It is being reported that prior to last night’s ALCS game in New York, Astros starting pitcher Zack Greinke was being heckled as he warmed up in the bullpen. That’s nothing new, but the interesting twist to this one is that some Yankee fans felt that it was OK to taunt him about his struggles with social anxiety and depression. Granted, it hasn’t been so long ago where that would have been off limits, not because fans were nicer, but because no one would dare be open about those struggles. So this may be new territory, but it’s not a good place to be.
Perhaps the most enlightened take I saw about why it’s such a problem came from Molly Knight on Twitter though:
You yell ignorant stuff like that and you’re not hurting Greinke. You’re probably hurting the friend next to you who is silently suffering.
— Molly Knight (@molly_knight) October 18, 2019
This is really the issue. Greinke knew this might happen when he went public with his story, and he accepted that risk. It’s all the other people who silently struggle who lose when this kind of thing happens, because it only encourages them to stay silent instead of talking, and maybe getting the help they need. I’ve written elsewhere about this and it bears repeating in this context:
According to the NIMH statistics, about 25% of the adult population is diagnosable for a mental health disorder in a given year. Almost 50% will be diagnosable during their lifetime.

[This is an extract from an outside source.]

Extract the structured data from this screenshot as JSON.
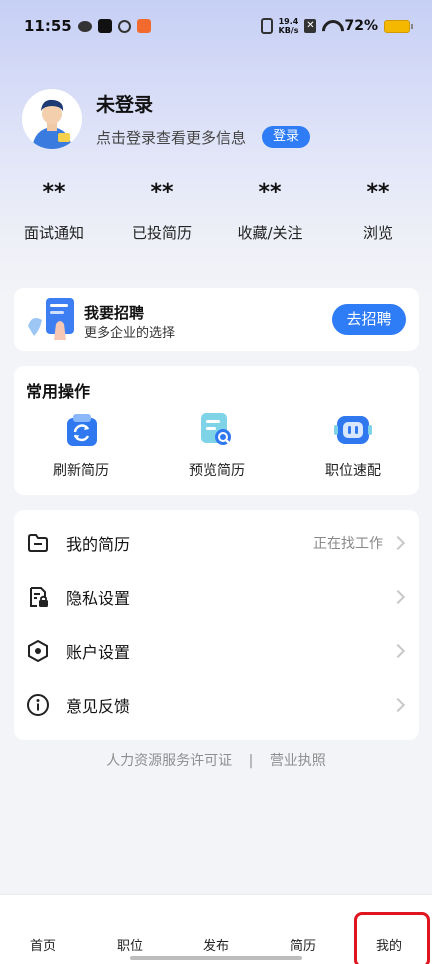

Stop right now, and think of the last 4 people you talked to during your day today. Chances are, one of them is dealing with a mental health issue, and at least one other is dealing with someone in their family with a mental health issue. These aren’t the rare freaks that you never have to deal with, they are around you all the time, and they deserve your support, not your scorn.
This is the real shame. As these insults were being hurled in person, and on social media, there’s a really good chance that a great number of people who are struggling right now, or know someone who is struggling, who desperately need our support, instead saw the horrible mean things that might happen if they were to open up about their own struggles. How many people will continue to suffer silently, how many more might we lose to these struggles because too many people see mental health struggles as a weakness to be exploited and made fun of, instead of something that most of us will deal with at some point in our own lives?
To the Yankee fans who felt this was necessary, and I know it was not all of you, be better human beings. If not for Zack Greinke, for all the people around you who are struggling and won’t talk to you about it.